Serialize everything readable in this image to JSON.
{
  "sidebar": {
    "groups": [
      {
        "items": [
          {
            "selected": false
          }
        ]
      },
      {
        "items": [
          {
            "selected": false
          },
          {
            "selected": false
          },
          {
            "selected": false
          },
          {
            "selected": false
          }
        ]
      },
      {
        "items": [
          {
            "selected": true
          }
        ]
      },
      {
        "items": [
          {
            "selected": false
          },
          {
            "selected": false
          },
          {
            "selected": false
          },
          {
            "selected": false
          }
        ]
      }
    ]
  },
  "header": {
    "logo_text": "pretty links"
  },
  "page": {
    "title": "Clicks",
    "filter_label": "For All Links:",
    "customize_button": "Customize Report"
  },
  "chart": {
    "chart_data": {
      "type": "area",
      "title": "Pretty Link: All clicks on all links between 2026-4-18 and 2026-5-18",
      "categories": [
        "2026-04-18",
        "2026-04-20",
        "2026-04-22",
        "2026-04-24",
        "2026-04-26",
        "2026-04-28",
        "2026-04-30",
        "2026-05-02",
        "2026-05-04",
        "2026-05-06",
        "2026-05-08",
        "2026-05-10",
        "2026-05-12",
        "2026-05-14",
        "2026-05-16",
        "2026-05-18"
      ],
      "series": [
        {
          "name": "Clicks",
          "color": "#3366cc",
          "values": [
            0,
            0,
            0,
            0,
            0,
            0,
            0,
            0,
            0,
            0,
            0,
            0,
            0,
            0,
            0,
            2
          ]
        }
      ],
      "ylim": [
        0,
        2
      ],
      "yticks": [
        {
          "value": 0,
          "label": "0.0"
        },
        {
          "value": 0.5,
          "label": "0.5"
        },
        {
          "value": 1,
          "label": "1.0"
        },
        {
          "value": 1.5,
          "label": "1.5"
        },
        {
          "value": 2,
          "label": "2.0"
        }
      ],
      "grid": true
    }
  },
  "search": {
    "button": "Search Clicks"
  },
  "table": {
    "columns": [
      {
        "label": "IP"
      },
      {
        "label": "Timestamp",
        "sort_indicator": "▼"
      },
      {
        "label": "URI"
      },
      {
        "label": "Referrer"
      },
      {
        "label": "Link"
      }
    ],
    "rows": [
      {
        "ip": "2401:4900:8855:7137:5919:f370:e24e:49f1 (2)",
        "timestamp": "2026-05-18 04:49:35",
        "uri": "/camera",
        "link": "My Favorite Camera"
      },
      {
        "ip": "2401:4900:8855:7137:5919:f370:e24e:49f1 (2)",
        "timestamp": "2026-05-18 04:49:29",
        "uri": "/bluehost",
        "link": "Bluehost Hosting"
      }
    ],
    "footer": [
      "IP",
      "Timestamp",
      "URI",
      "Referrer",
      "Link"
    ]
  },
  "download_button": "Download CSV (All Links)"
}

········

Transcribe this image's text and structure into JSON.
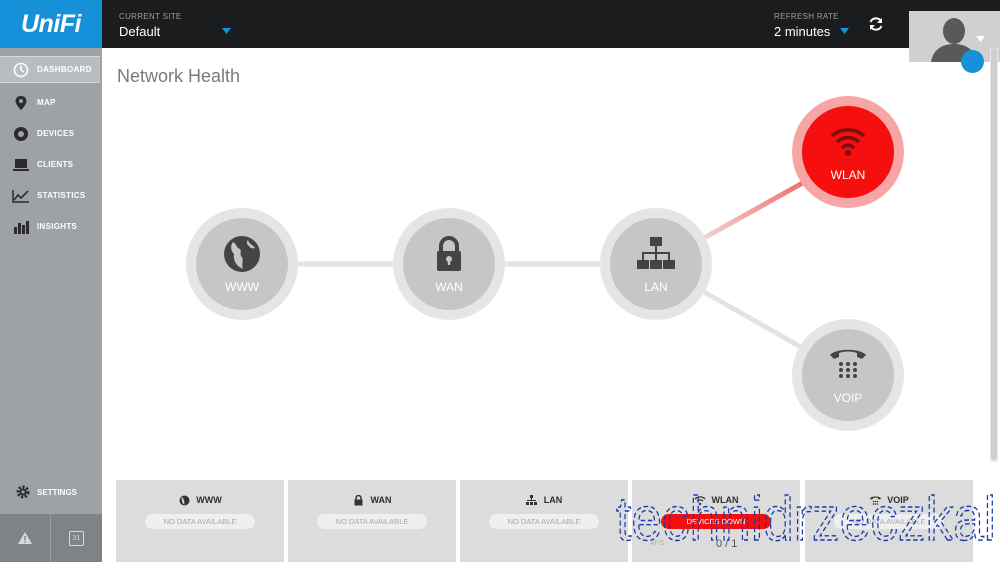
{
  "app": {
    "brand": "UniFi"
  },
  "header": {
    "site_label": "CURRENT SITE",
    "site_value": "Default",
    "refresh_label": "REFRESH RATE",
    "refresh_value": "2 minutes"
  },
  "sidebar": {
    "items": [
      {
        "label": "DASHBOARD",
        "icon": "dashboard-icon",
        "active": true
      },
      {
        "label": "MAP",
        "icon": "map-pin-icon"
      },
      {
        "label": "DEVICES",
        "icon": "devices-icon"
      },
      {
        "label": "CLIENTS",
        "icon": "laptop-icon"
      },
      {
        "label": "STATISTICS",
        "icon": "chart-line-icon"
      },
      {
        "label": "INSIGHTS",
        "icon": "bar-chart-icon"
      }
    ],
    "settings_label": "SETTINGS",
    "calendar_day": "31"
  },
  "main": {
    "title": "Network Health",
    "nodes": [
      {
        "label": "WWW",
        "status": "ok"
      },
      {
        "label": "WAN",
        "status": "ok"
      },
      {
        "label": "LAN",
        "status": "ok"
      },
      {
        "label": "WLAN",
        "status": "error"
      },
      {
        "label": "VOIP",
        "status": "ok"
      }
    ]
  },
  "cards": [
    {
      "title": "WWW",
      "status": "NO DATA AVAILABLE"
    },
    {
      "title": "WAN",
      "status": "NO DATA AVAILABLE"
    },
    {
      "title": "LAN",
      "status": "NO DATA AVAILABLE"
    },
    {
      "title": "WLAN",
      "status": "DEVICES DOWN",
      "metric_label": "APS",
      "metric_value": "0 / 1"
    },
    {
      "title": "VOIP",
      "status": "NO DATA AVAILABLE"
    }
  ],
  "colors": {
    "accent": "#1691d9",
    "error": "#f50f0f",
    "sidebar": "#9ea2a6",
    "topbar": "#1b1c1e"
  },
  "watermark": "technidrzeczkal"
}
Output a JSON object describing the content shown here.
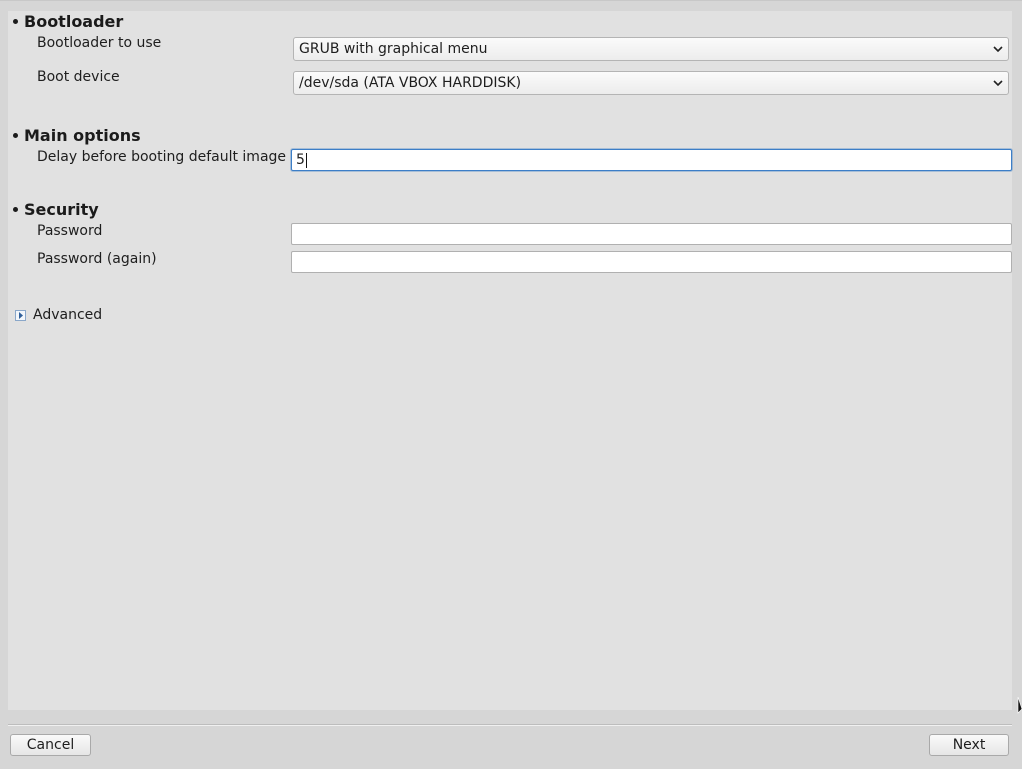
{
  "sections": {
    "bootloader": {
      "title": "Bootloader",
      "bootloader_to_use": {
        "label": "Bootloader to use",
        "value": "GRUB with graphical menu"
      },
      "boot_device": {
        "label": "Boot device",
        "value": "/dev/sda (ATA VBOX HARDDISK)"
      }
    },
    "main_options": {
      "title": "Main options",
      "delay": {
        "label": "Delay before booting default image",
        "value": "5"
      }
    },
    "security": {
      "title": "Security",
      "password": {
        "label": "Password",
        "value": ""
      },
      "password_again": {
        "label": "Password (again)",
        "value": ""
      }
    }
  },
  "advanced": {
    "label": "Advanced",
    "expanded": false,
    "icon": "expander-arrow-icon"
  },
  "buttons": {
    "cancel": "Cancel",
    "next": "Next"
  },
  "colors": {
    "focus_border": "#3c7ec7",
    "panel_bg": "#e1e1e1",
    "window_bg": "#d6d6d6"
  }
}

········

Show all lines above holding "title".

Result below >>
    "title": "Clicks",
      "title": "Pretty Link: All clicks on all links between 2026-4-18 and 2026-5-18",
    "title": "Network Health",
      "title": "WWW",
      "title": "WAN",
      "title": "LAN",
      "title": "WLAN",
      "title": "VOIP",
      "title": "Bootloader",
      "title": "Main options",
      "title": "Security",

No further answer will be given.